Interface dataset entries

◆ ◆ ◆ ◆ ◆ ◆ ◆

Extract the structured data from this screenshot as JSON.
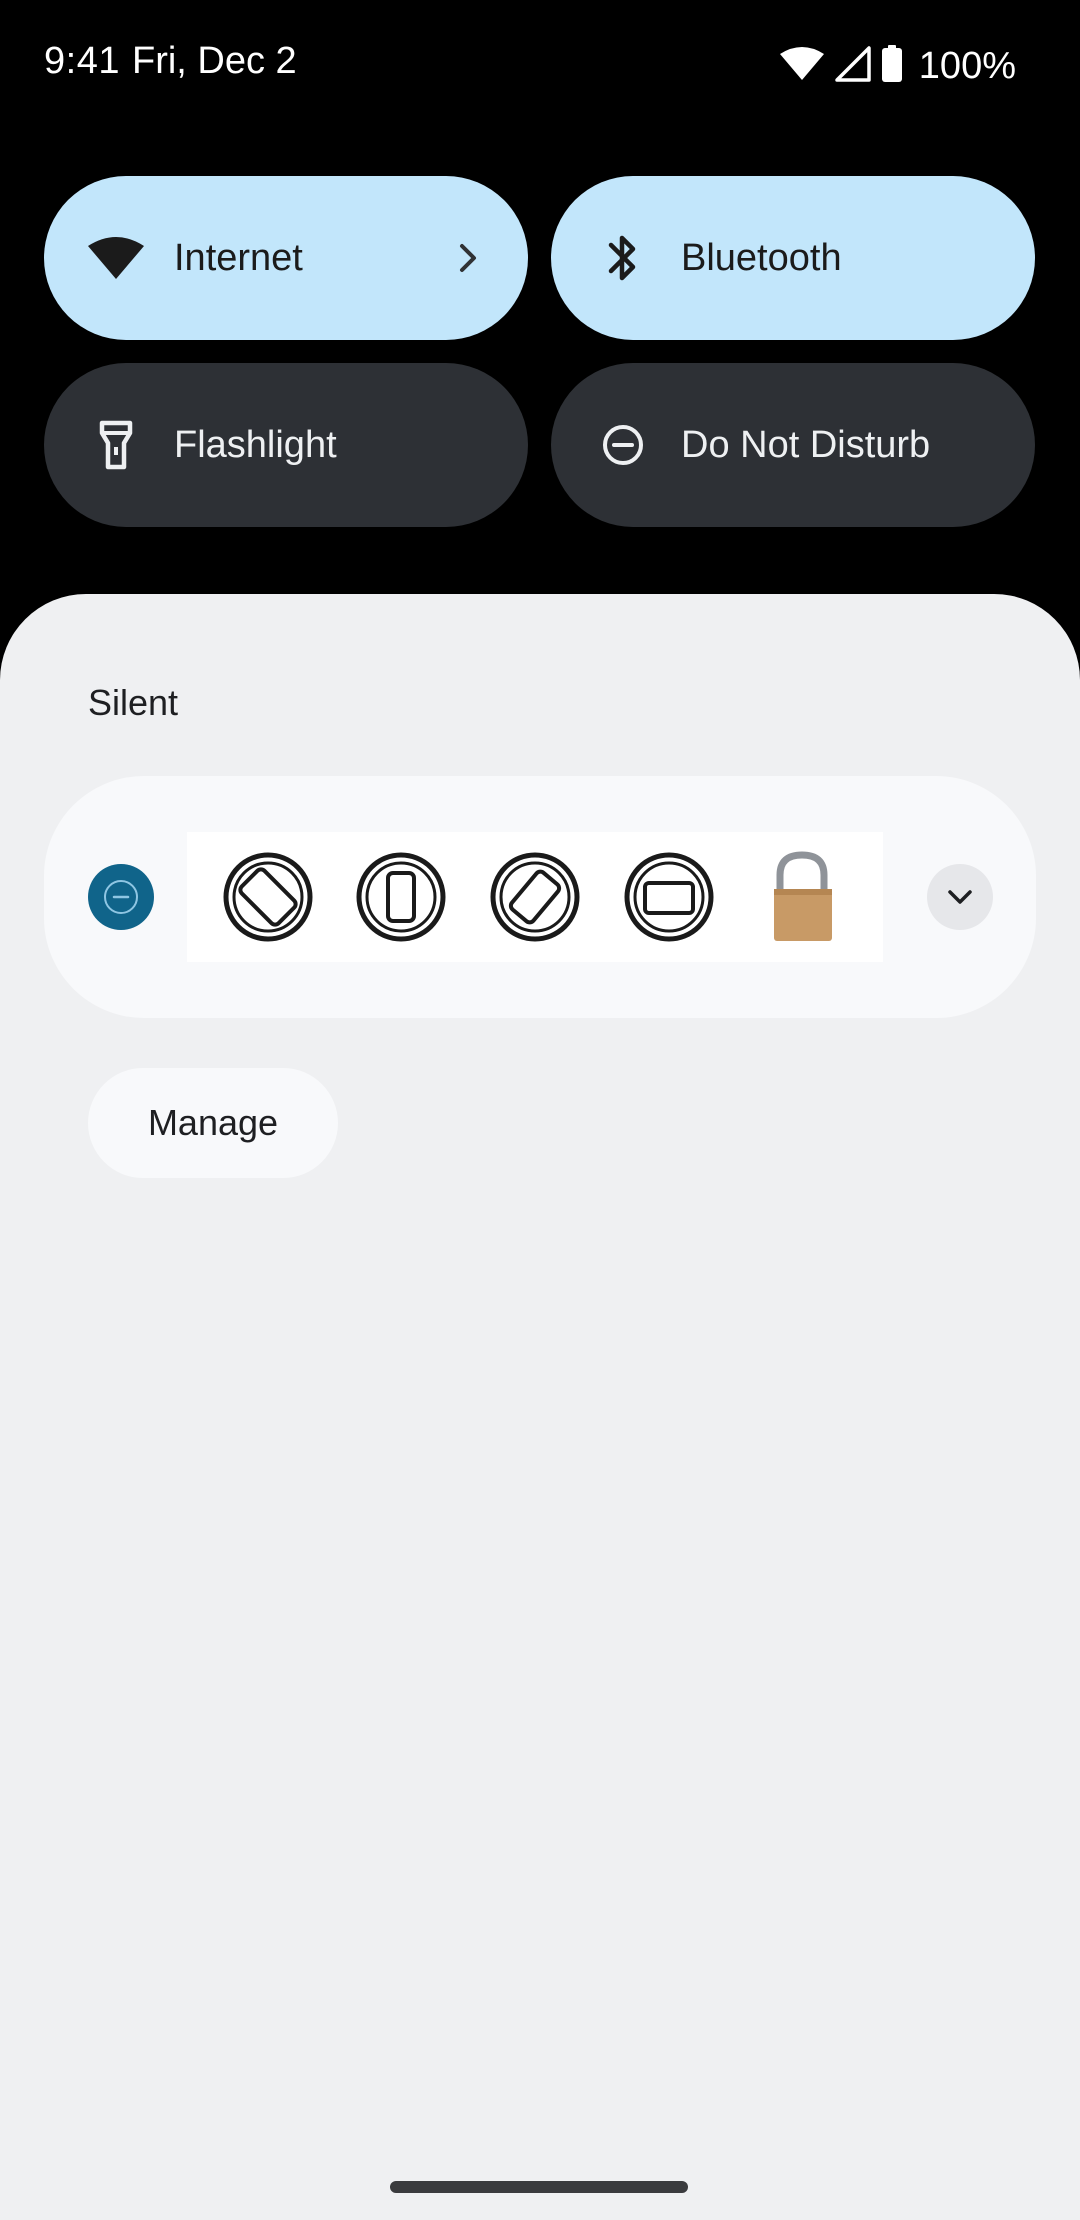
{
  "status_bar": {
    "time": "9:41",
    "date": "Fri, Dec 2",
    "battery_percent": "100%",
    "icons": [
      "wifi-icon",
      "cell-signal-icon",
      "battery-icon"
    ]
  },
  "quick_settings": {
    "tiles": [
      {
        "label": "Internet",
        "icon": "wifi-icon",
        "active": true,
        "has_chevron": true
      },
      {
        "label": "Bluetooth",
        "icon": "bluetooth-icon",
        "active": true
      },
      {
        "label": "Flashlight",
        "icon": "flashlight-icon",
        "active": false
      },
      {
        "label": "Do Not Disturb",
        "icon": "do-not-disturb-icon",
        "active": false
      }
    ],
    "colors": {
      "active": "#c2e6fb",
      "inactive": "#2d3035"
    }
  },
  "notifications": {
    "section_header": "Silent",
    "card": {
      "app_icon": "do-not-disturb-icon",
      "app_icon_color": "#10648a",
      "content_icons": [
        "rotate-screen-icon",
        "portrait-phone-icon",
        "rotate-landscape-icon",
        "tablet-landscape-icon",
        "unlocked-padlock-icon"
      ],
      "expand_icon": "chevron-down-icon"
    },
    "manage_label": "Manage"
  }
}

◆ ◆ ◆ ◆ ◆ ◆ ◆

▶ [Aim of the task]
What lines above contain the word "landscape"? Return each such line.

▶ [Response to this exercise]
        "rotate-landscape-icon",
        "tablet-landscape-icon",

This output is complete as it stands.